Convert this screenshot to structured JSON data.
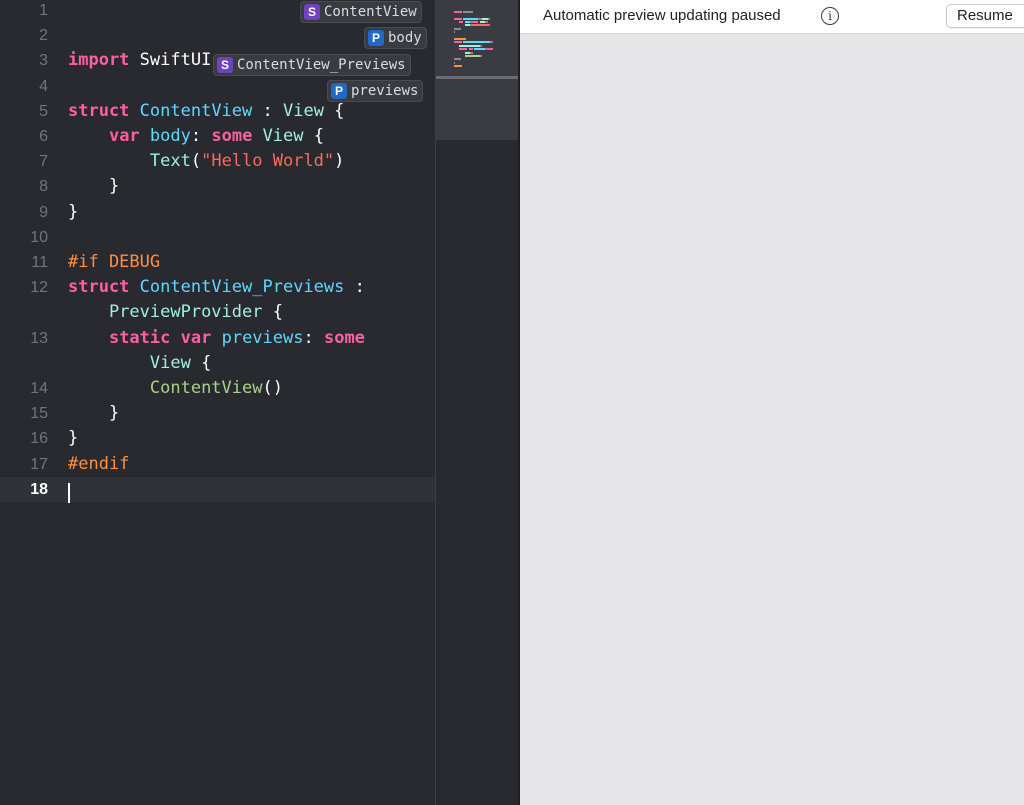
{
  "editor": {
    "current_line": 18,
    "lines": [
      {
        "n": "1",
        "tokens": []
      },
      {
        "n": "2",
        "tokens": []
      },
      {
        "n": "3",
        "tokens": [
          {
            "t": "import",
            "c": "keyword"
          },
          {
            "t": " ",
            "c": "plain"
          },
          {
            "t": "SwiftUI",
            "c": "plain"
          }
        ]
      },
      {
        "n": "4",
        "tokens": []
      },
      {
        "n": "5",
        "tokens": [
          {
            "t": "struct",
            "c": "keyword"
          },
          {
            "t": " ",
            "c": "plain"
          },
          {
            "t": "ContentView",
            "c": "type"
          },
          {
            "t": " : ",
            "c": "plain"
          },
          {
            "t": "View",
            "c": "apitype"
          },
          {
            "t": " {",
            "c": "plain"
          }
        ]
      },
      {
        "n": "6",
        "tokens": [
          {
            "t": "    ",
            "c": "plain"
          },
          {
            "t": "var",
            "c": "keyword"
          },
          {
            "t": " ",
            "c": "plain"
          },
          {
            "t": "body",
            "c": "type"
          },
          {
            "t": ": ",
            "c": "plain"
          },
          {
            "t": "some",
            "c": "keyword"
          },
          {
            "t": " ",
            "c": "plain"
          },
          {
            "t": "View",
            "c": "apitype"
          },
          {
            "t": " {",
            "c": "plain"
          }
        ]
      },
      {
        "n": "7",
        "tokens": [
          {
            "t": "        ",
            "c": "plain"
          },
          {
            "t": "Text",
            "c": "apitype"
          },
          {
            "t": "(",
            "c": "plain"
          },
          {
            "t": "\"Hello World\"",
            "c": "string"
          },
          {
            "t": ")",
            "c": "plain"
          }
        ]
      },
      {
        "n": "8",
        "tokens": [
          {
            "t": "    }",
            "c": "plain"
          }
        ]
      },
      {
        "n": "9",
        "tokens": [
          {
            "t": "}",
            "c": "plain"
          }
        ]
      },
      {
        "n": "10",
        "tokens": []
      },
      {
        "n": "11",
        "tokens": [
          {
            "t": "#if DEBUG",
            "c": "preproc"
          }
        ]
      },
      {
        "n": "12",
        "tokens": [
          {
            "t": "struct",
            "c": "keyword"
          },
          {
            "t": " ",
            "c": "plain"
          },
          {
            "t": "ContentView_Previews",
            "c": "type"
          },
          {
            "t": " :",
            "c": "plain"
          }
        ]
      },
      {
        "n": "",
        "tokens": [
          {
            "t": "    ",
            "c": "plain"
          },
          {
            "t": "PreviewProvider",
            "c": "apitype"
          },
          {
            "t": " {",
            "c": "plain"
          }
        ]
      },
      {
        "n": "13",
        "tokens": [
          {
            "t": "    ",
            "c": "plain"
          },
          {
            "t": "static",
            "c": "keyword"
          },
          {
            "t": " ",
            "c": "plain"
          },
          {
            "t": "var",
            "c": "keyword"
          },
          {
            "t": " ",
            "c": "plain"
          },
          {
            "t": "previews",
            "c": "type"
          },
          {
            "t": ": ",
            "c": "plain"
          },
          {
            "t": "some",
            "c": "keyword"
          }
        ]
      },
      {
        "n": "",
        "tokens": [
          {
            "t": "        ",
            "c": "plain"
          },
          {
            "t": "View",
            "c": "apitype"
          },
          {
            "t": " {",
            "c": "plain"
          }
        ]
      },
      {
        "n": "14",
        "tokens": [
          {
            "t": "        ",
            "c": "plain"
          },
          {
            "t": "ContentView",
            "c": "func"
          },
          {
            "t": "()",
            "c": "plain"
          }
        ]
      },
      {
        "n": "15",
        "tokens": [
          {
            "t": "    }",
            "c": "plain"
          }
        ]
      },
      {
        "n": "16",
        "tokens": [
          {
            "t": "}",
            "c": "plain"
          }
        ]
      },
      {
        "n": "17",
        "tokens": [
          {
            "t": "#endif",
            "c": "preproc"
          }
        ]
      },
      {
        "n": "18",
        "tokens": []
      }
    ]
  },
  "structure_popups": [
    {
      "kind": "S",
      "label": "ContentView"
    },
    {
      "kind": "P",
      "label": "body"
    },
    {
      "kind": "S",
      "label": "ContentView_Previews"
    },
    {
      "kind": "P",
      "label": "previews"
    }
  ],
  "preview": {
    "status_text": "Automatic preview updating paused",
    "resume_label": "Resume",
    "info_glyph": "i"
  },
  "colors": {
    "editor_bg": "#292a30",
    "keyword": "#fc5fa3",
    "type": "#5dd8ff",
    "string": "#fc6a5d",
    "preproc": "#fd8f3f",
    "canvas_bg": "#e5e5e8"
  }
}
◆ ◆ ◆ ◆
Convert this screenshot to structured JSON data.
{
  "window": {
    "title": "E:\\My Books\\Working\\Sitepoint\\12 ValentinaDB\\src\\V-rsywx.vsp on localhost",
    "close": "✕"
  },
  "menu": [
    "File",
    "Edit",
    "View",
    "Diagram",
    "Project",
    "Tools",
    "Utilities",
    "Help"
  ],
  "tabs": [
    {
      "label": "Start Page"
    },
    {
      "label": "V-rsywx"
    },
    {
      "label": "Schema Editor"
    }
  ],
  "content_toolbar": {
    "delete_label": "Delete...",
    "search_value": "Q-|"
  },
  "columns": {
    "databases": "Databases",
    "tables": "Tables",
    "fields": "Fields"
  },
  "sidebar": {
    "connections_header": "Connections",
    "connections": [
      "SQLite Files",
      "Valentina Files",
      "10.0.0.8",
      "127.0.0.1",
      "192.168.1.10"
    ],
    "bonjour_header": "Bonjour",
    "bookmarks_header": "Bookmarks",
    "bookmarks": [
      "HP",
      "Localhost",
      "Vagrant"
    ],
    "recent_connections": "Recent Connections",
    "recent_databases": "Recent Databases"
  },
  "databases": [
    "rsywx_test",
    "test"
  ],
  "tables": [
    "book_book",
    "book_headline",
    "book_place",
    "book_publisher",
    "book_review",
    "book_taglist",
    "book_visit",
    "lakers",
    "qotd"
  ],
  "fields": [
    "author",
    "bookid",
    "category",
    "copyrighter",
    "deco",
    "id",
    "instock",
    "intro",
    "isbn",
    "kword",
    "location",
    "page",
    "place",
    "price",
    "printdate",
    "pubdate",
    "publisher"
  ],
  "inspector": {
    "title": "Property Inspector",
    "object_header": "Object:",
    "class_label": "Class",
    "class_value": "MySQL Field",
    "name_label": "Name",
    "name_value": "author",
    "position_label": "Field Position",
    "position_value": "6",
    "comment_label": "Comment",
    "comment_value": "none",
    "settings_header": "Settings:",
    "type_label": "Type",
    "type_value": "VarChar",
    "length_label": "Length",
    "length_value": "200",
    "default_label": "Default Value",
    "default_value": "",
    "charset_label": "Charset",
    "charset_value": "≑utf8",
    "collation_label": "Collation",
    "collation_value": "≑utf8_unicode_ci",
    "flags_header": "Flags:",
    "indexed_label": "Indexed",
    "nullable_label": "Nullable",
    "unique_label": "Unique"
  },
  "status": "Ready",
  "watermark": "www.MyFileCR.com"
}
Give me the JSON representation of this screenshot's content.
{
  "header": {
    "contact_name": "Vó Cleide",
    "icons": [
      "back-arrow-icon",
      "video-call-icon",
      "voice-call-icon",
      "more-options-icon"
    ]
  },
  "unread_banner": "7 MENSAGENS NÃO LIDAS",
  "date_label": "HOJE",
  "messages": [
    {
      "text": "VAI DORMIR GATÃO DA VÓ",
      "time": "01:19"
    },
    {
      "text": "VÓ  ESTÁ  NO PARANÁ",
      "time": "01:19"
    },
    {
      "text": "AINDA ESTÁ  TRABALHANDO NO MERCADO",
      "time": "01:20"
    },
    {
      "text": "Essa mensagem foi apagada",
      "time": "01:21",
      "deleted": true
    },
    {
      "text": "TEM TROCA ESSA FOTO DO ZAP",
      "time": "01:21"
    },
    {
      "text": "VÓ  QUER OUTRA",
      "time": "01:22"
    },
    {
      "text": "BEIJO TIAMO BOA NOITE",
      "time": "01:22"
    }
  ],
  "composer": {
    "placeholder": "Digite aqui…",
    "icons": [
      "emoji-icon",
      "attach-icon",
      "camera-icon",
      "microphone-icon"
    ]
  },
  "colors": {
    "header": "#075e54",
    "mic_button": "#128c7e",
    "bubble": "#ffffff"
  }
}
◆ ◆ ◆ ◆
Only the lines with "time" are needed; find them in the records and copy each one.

      "time": "01:19"
      "time": "01:19"
      "time": "01:20"
      "time": "01:21",
      "time": "01:21"
      "time": "01:22"
      "time": "01:22"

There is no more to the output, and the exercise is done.